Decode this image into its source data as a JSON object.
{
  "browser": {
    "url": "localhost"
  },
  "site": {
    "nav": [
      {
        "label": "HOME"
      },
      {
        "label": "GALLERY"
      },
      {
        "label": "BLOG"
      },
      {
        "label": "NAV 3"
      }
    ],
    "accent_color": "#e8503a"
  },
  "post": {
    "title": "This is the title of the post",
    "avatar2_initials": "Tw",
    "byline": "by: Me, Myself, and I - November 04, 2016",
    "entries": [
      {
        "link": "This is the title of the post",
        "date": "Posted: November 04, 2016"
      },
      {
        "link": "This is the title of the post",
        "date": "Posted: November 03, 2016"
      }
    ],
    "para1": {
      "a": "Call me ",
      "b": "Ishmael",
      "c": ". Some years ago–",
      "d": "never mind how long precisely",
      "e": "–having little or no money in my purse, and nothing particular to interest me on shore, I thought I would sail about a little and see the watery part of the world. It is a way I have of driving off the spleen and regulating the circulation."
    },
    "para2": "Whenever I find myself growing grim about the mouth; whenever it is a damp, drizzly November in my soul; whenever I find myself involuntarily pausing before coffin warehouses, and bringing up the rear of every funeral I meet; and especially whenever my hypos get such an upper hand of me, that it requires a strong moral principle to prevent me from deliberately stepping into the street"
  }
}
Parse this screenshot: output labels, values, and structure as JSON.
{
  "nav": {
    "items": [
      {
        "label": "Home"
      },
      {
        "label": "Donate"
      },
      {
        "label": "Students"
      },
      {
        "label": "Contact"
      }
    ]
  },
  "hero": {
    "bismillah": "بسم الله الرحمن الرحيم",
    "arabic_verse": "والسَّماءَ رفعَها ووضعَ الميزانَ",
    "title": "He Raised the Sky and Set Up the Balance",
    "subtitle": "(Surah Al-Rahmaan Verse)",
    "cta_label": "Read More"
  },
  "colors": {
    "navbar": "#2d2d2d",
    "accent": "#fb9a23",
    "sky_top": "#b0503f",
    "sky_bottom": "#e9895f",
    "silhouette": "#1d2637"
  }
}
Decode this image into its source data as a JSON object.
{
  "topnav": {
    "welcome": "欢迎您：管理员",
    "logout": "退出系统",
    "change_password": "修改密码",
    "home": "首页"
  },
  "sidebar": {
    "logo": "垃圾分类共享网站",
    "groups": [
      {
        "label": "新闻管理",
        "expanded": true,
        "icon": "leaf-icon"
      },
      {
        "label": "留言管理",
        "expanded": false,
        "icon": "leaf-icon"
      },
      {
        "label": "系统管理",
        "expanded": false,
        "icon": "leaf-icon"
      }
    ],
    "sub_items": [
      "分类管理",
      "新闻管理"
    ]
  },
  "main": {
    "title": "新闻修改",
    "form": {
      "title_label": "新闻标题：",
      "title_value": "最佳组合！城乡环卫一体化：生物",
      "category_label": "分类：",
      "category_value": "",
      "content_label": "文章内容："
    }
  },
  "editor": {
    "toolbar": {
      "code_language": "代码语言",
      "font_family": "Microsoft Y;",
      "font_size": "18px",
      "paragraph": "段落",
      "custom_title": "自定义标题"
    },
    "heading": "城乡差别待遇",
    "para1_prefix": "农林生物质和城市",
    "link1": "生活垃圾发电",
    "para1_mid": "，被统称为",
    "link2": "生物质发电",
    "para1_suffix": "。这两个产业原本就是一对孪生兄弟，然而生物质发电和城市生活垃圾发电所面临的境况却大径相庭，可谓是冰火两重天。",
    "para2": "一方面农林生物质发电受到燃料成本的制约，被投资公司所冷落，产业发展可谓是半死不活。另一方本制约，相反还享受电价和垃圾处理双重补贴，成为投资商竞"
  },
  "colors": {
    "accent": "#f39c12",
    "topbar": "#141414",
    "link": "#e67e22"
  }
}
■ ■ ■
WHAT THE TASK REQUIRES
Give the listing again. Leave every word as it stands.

FINISHED TASK
Decode this image into its source data as a JSON object.
{
  "browser": {
    "url": "localhost"
  },
  "site": {
    "nav": [
      {
        "label": "HOME"
      },
      {
        "label": "GALLERY"
      },
      {
        "label": "BLOG"
      },
      {
        "label": "NAV 3"
      }
    ],
    "accent_color": "#e8503a"
  },
  "post": {
    "title": "This is the title of the post",
    "avatar2_initials": "Tw",
    "byline": "by: Me, Myself, and I - November 04, 2016",
    "entries": [
      {
        "link": "This is the title of the post",
        "date": "Posted: November 04, 2016"
      },
      {
        "link": "This is the title of the post",
        "date": "Posted: November 03, 2016"
      }
    ],
    "para1": {
      "a": "Call me ",
      "b": "Ishmael",
      "c": ". Some years ago–",
      "d": "never mind how long precisely",
      "e": "–having little or no money in my purse, and nothing particular to interest me on shore, I thought I would sail about a little and see the watery part of the world. It is a way I have of driving off the spleen and regulating the circulation."
    },
    "para2": "Whenever I find myself growing grim about the mouth; whenever it is a damp, drizzly November in my soul; whenever I find myself involuntarily pausing before coffin warehouses, and bringing up the rear of every funeral I meet; and especially whenever my hypos get such an upper hand of me, that it requires a strong moral principle to prevent me from deliberately stepping into the street"
  }
}
Parse this screenshot: output labels, values, and structure as JSON.
{
  "nav": {
    "items": [
      {
        "label": "Home"
      },
      {
        "label": "Donate"
      },
      {
        "label": "Students"
      },
      {
        "label": "Contact"
      }
    ]
  },
  "hero": {
    "bismillah": "بسم الله الرحمن الرحيم",
    "arabic_verse": "والسَّماءَ رفعَها ووضعَ الميزانَ",
    "title": "He Raised the Sky and Set Up the Balance",
    "subtitle": "(Surah Al-Rahmaan Verse)",
    "cta_label": "Read More"
  },
  "colors": {
    "navbar": "#2d2d2d",
    "accent": "#fb9a23",
    "sky_top": "#b0503f",
    "sky_bottom": "#e9895f",
    "silhouette": "#1d2637"
  }
}
Decode this image into its source data as a JSON object.
{
  "topnav": {
    "welcome": "欢迎您：管理员",
    "logout": "退出系统",
    "change_password": "修改密码",
    "home": "首页"
  },
  "sidebar": {
    "logo": "垃圾分类共享网站",
    "groups": [
      {
        "label": "新闻管理",
        "expanded": true,
        "icon": "leaf-icon"
      },
      {
        "label": "留言管理",
        "expanded": false,
        "icon": "leaf-icon"
      },
      {
        "label": "系统管理",
        "expanded": false,
        "icon": "leaf-icon"
      }
    ],
    "sub_items": [
      "分类管理",
      "新闻管理"
    ]
  },
  "main": {
    "title": "新闻修改",
    "form": {
      "title_label": "新闻标题：",
      "title_value": "最佳组合！城乡环卫一体化：生物",
      "category_label": "分类：",
      "category_value": "",
      "content_label": "文章内容："
    }
  },
  "editor": {
    "toolbar": {
      "code_language": "代码语言",
      "font_family": "Microsoft Y;",
      "font_size": "18px",
      "paragraph": "段落",
      "custom_title": "自定义标题"
    },
    "heading": "城乡差别待遇",
    "para1_prefix": "农林生物质和城市",
    "link1": "生活垃圾发电",
    "para1_mid": "，被统称为",
    "link2": "生物质发电",
    "para1_suffix": "。这两个产业原本就是一对孪生兄弟，然而生物质发电和城市生活垃圾发电所面临的境况却大径相庭，可谓是冰火两重天。",
    "para2": "一方面农林生物质发电受到燃料成本的制约，被投资公司所冷落，产业发展可谓是半死不活。另一方本制约，相反还享受电价和垃圾处理双重补贴，成为投资商竞"
  },
  "colors": {
    "accent": "#f39c12",
    "topbar": "#141414",
    "link": "#e67e22"
  }
}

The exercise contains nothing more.